**WHAT TO WORK ON:** Exact copy, pictures excluded: write out every line below.

**GIVEN DATA:**
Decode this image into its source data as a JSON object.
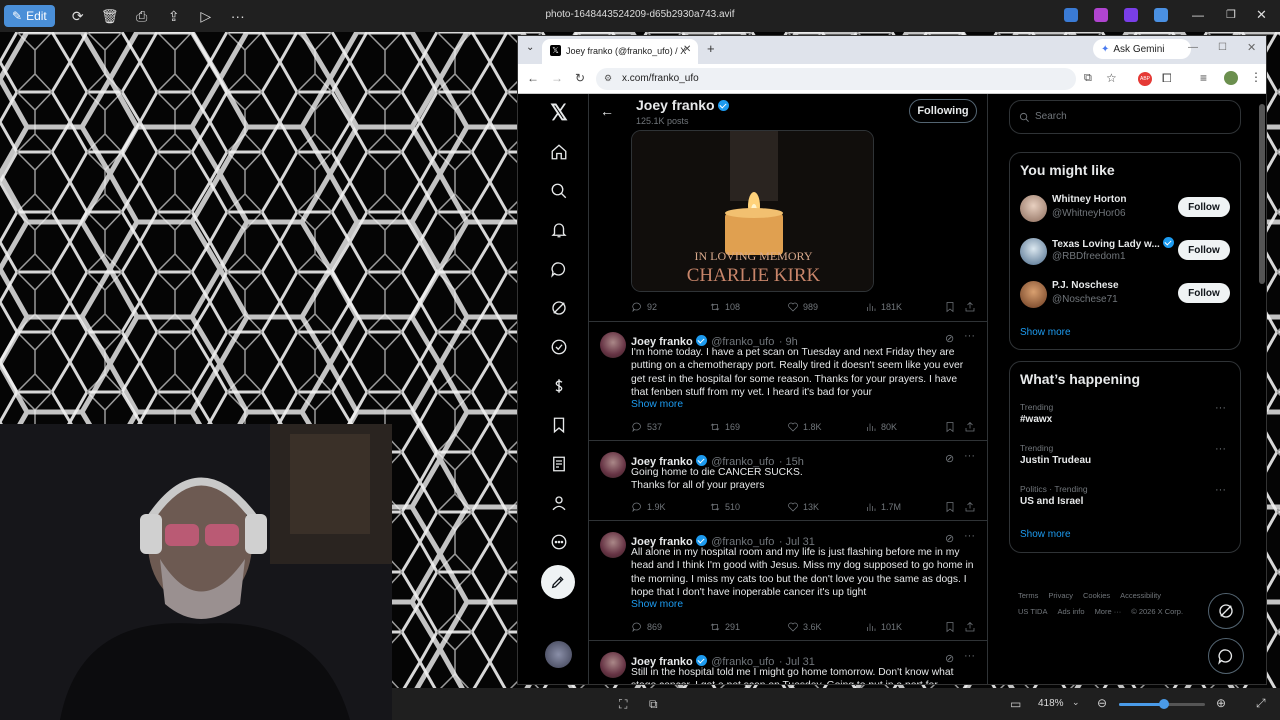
{
  "viewer": {
    "edit_label": "Edit",
    "file_name": "photo-1648443524209-d65b2930a743.avif",
    "zoom": "418%"
  },
  "browser": {
    "tab_title": "Joey franko (@franko_ufo) / X",
    "ask_gemini": "Ask Gemini",
    "url": "x.com/franko_ufo"
  },
  "profile": {
    "name": "Joey franko",
    "posts": "125.1K posts",
    "following_label": "Following"
  },
  "pinned_image": {
    "line1": "IN LOVING MEMORY",
    "line2": "CHARLIE KIRK"
  },
  "first_stats": {
    "replies": "92",
    "reposts": "108",
    "likes": "989",
    "views": "181K"
  },
  "tweets": [
    {
      "name": "Joey franko",
      "handle": "@franko_ufo",
      "time": "· 9h",
      "text": "I'm home today. I have a pet scan on Tuesday and next Friday they are putting on a chemotherapy port. Really tired it doesn't seem like you ever get rest in the hospital for some reason.  Thanks for your prayers.  I have that fenben stuff from my vet. I heard it's bad for your",
      "show_more": "Show more",
      "replies": "537",
      "reposts": "169",
      "likes": "1.8K",
      "views": "80K"
    },
    {
      "name": "Joey franko",
      "handle": "@franko_ufo",
      "time": "· 15h",
      "text": "Going home to die CANCER SUCKS.\nThanks for all of your prayers",
      "replies": "1.9K",
      "reposts": "510",
      "likes": "13K",
      "views": "1.7M"
    },
    {
      "name": "Joey franko",
      "handle": "@franko_ufo",
      "time": "· Jul 31",
      "text": "All alone in my hospital room and my life is just flashing before me in my head and I think I'm good with Jesus. Miss my dog supposed to go home in the morning. I miss my cats too but the don't love you the same as dogs. I hope that I don't have inoperable cancer it's up tight",
      "show_more": "Show more",
      "replies": "869",
      "reposts": "291",
      "likes": "3.6K",
      "views": "101K"
    },
    {
      "name": "Joey franko",
      "handle": "@franko_ufo",
      "time": "· Jul 31",
      "text": "Still in the hospital told me I might go home tomorrow. Don't know what stage cancer. I got a pet scan on Tuesday. Going to put in a port for"
    }
  ],
  "sidebar": {
    "search_placeholder": "Search",
    "you_might_like": "You might like",
    "suggestions": [
      {
        "name": "Whitney Horton",
        "handle": "@WhitneyHor06",
        "follow": "Follow",
        "verified": false
      },
      {
        "name": "Texas Loving Lady w...",
        "handle": "@RBDfreedom1",
        "follow": "Follow",
        "verified": true
      },
      {
        "name": "P.J. Noschese",
        "handle": "@Noschese71",
        "follow": "Follow",
        "verified": false
      }
    ],
    "show_more": "Show more",
    "whats_happening": "What’s happening",
    "trends": [
      {
        "context": "Trending",
        "topic": "#wawx"
      },
      {
        "context": "Trending",
        "topic": "Justin Trudeau"
      },
      {
        "context": "Politics · Trending",
        "topic": "US and Israel"
      }
    ],
    "show_more2": "Show more",
    "footer1": [
      "Terms",
      "Privacy",
      "Cookies",
      "Accessibility"
    ],
    "footer2": [
      "US TIDA",
      "Ads info",
      "More ···",
      "© 2026 X Corp."
    ]
  }
}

**SOLUTION TO THIS PROBLEM:**
Decode this image into its source data as a JSON object.
{
  "viewer": {
    "edit_label": "Edit",
    "file_name": "photo-1648443524209-d65b2930a743.avif",
    "zoom": "418%"
  },
  "browser": {
    "tab_title": "Joey franko (@franko_ufo) / X",
    "ask_gemini": "Ask Gemini",
    "url": "x.com/franko_ufo"
  },
  "profile": {
    "name": "Joey franko",
    "posts": "125.1K posts",
    "following_label": "Following"
  },
  "pinned_image": {
    "line1": "IN LOVING MEMORY",
    "line2": "CHARLIE KIRK"
  },
  "first_stats": {
    "replies": "92",
    "reposts": "108",
    "likes": "989",
    "views": "181K"
  },
  "tweets": [
    {
      "name": "Joey franko",
      "handle": "@franko_ufo",
      "time": "· 9h",
      "text": "I'm home today. I have a pet scan on Tuesday and next Friday they are putting on a chemotherapy port. Really tired it doesn't seem like you ever get rest in the hospital for some reason.  Thanks for your prayers.  I have that fenben stuff from my vet. I heard it's bad for your",
      "show_more": "Show more",
      "replies": "537",
      "reposts": "169",
      "likes": "1.8K",
      "views": "80K"
    },
    {
      "name": "Joey franko",
      "handle": "@franko_ufo",
      "time": "· 15h",
      "text": "Going home to die CANCER SUCKS.\nThanks for all of your prayers",
      "replies": "1.9K",
      "reposts": "510",
      "likes": "13K",
      "views": "1.7M"
    },
    {
      "name": "Joey franko",
      "handle": "@franko_ufo",
      "time": "· Jul 31",
      "text": "All alone in my hospital room and my life is just flashing before me in my head and I think I'm good with Jesus. Miss my dog supposed to go home in the morning. I miss my cats too but the don't love you the same as dogs. I hope that I don't have inoperable cancer it's up tight",
      "show_more": "Show more",
      "replies": "869",
      "reposts": "291",
      "likes": "3.6K",
      "views": "101K"
    },
    {
      "name": "Joey franko",
      "handle": "@franko_ufo",
      "time": "· Jul 31",
      "text": "Still in the hospital told me I might go home tomorrow. Don't know what stage cancer. I got a pet scan on Tuesday. Going to put in a port for"
    }
  ],
  "sidebar": {
    "search_placeholder": "Search",
    "you_might_like": "You might like",
    "suggestions": [
      {
        "name": "Whitney Horton",
        "handle": "@WhitneyHor06",
        "follow": "Follow",
        "verified": false
      },
      {
        "name": "Texas Loving Lady w...",
        "handle": "@RBDfreedom1",
        "follow": "Follow",
        "verified": true
      },
      {
        "name": "P.J. Noschese",
        "handle": "@Noschese71",
        "follow": "Follow",
        "verified": false
      }
    ],
    "show_more": "Show more",
    "whats_happening": "What’s happening",
    "trends": [
      {
        "context": "Trending",
        "topic": "#wawx"
      },
      {
        "context": "Trending",
        "topic": "Justin Trudeau"
      },
      {
        "context": "Politics · Trending",
        "topic": "US and Israel"
      }
    ],
    "show_more2": "Show more",
    "footer1": [
      "Terms",
      "Privacy",
      "Cookies",
      "Accessibility"
    ],
    "footer2": [
      "US TIDA",
      "Ads info",
      "More ···",
      "© 2026 X Corp."
    ]
  }
}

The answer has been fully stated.